Informed consent violations alleged in two new suits filed under Illinois’ biometric regulation | BiometricUpdate
A sustainable lighting equipment company and medical supply manufacturer and distributor are the latest companies to be hit by potential class action law suits under Illinois’ Biometric Information Privacy Act (BIPA), both for failing to meet the Act’s requirements for informed consent relating to fingerprint time and attendance systems. Law360 reports that Conservation Technology, otherwise known as Con-Tech Lighting, is accused by a former employee of using a hand-geometry system for years, and then beginning in April a fingerprint system from Kronos Inc., and had shared employee biometric data with its parent company Leviton Manufacturing Co. Inc., without policies in place for the collection, retention, and destruction of the data.

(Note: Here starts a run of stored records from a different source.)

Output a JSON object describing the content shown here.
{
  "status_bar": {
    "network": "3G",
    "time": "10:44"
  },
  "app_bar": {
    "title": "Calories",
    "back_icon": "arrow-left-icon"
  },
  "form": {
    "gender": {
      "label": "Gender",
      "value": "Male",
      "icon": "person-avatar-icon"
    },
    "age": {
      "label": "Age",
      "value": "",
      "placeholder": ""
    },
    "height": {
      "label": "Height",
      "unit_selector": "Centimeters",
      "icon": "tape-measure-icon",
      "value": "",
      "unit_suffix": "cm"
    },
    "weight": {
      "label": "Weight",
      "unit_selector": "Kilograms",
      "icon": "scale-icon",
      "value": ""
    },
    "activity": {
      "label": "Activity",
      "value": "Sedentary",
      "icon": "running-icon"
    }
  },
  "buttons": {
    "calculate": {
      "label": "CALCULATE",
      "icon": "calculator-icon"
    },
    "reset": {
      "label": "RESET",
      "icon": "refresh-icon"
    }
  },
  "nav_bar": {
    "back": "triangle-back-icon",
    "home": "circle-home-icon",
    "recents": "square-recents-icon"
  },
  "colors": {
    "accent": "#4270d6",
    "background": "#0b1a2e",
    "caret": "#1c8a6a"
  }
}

Google exposed the private details of almost 500,000 Google+ users and then opted not to report the lapse, in part out of concern disclosure would trigger regulatory scrutiny and reputational damage, The Wall Street Journal reported Monday, citing people briefed on the matter and documents that discussed it. Shortly after the article was published, Google said it would close the Google+ social networking service to consumers. The exposure was the result of a flaw in programming interfaces Google made available to developers of applications that interacted with users’ Google+ profiles, Google officials said in a post published after the WSJ report.
Just under half of travelers would replace passports with biometrics for air travel | BiometricUpdate
Almost half of all air travel passengers are willing to replace their passports with biometric identification, according to The International Air Transport Association’s (IATA’s) 2018 Global Passenger Survey (GPS). The survey shows a general interest among passengers in using technology to make travel easier, faster, and more convenient, but also in receiving human attention in certain circumstances.